A decision on industrial action over teachers' pay that could lead to a series of national strikes will be reached next week.
The ballot of about 250,000 members of the National Union of Teachers closes on Monday, with the final decision to be announced on Thursday.
Members have been asked if they support discontinuous industrial action, which could include national strikes and other locally coordinated action. If they vote yes, it would free the union from having to seek a separate ballot each time it wanted to take action over the current pay dispute.
The union is unhappy at teachers' below-inflation deal. Salaries went up by 2.45 per cent last month, but retail price index inflation hit 5 per cent at the same time. In April, a one-day strike led to some 9,500 schools in England and Wales being forced to close or partially shut.

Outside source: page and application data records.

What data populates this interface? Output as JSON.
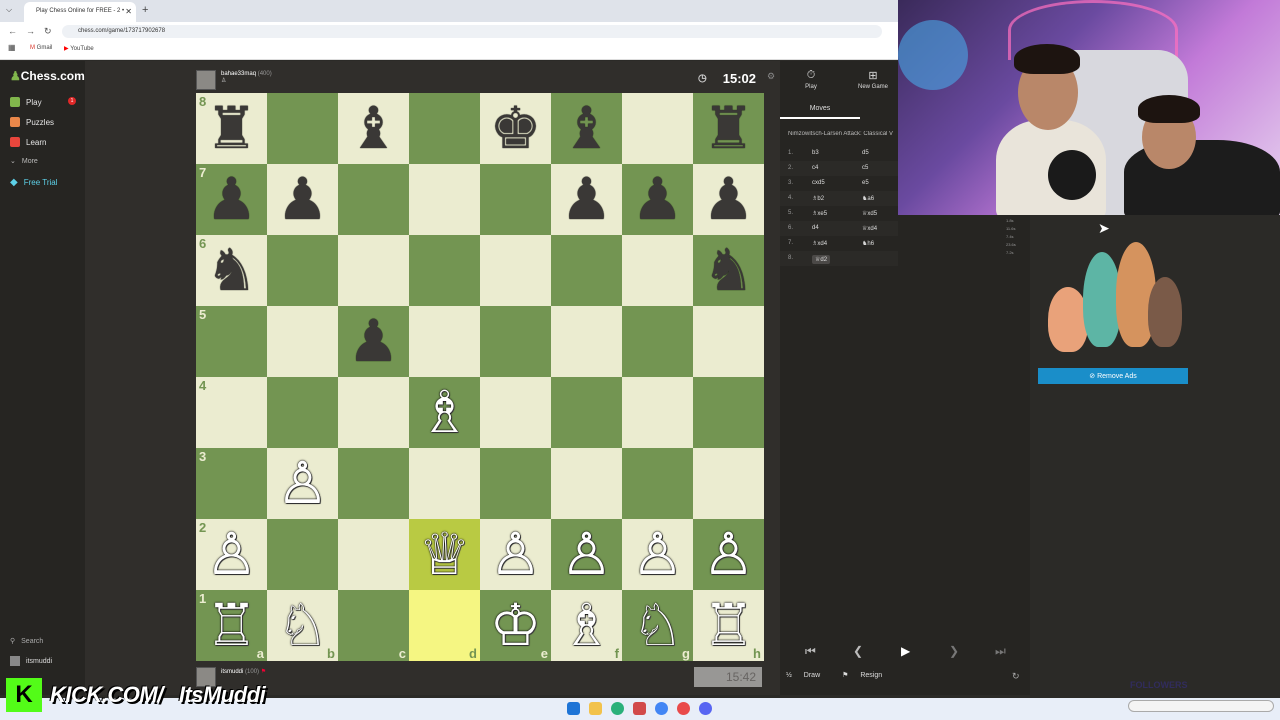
{
  "browser": {
    "tab_title": "Play Chess Online for FREE - 2 •",
    "url": "chess.com/game/173717902678",
    "bookmarks": [
      "Gmail",
      "YouTube"
    ]
  },
  "sidebar": {
    "logo": "Chess.com",
    "items": [
      {
        "label": "Play",
        "color": "#81b64c"
      },
      {
        "label": "Puzzles",
        "color": "#e9874a"
      },
      {
        "label": "Learn",
        "color": "#e8463c"
      },
      {
        "label": "More",
        "color": "#888888"
      },
      {
        "label": "Free Trial",
        "color": "#5dd1e8"
      }
    ],
    "play_badge": "1",
    "search": "Search",
    "username": "itsmuddi"
  },
  "top_player": {
    "name": "bahae33maq",
    "rating": "(400)",
    "clock": "15:02"
  },
  "bottom_player": {
    "name": "itsmuddi",
    "rating": "(100)",
    "clock": "15:42"
  },
  "board": {
    "ranks": [
      "8",
      "7",
      "6",
      "5",
      "4",
      "3",
      "2",
      "1"
    ],
    "files": [
      "a",
      "b",
      "c",
      "d",
      "e",
      "f",
      "g",
      "h"
    ],
    "rows": [
      [
        "♜",
        "",
        "♝",
        "",
        "♚",
        "♝",
        "",
        "♜"
      ],
      [
        "♟",
        "♟",
        "",
        "",
        "",
        "♟",
        "♟",
        "♟"
      ],
      [
        "♞",
        "",
        "",
        "",
        "",
        "",
        "",
        "♞"
      ],
      [
        "",
        "",
        "♟",
        "",
        "",
        "",
        "",
        ""
      ],
      [
        "",
        "",
        "",
        "♗",
        "",
        "",
        "",
        ""
      ],
      [
        "",
        "♙",
        "",
        "",
        "",
        "",
        "",
        ""
      ],
      [
        "♙",
        "",
        "",
        "♕",
        "♙",
        "♙",
        "♙",
        "♙"
      ],
      [
        "♖",
        "♘",
        "",
        "",
        "♔",
        "♗",
        "♘",
        "♖"
      ]
    ],
    "highlighted": [
      "d2",
      "d1"
    ]
  },
  "panel": {
    "play_label": "Play",
    "new_game_label": "New Game",
    "moves_tab": "Moves",
    "opening": "Nimzowitsch-Larsen Attack: Classical V",
    "moves": [
      {
        "n": "1.",
        "w": "b3",
        "b": "d5"
      },
      {
        "n": "2.",
        "w": "c4",
        "b": "c5"
      },
      {
        "n": "3.",
        "w": "cxd5",
        "b": "e5"
      },
      {
        "n": "4.",
        "w": "♗b2",
        "b": "♞a6"
      },
      {
        "n": "5.",
        "w": "♗xe5",
        "b": "♕xd5"
      },
      {
        "n": "6.",
        "w": "d4",
        "b": "♕xd4"
      },
      {
        "n": "7.",
        "w": "♗xd4",
        "b": "♞h6"
      },
      {
        "n": "8.",
        "w": "♕d2",
        "b": ""
      }
    ],
    "draw": "Draw",
    "resign": "Resign",
    "half": "½"
  },
  "move_times": [
    "1.8s",
    "11.6s",
    "7.4s",
    "23.6s",
    "7.2s"
  ],
  "ads": {
    "remove_ads": "Remove Ads"
  },
  "overlay": {
    "kick_url": "KICK.COM/",
    "kick_name": "ItsMuddi",
    "followers": "FOLLOWERS"
  }
}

Christine Blower, the union's acting general secretary, said: "Refusing teachers a decent salary will have a direct impact on children and young people's education. Teachers and other public sector worker unions cannot and will not stand by and see their members' incomes and standards of living cut."
John Dunford, general secretary of the Association of School and College Leaders, has said that given the present financial climate, with people struggling to pay bills and losing their jobs, there would be "non-existent" public support for teachers' strike action.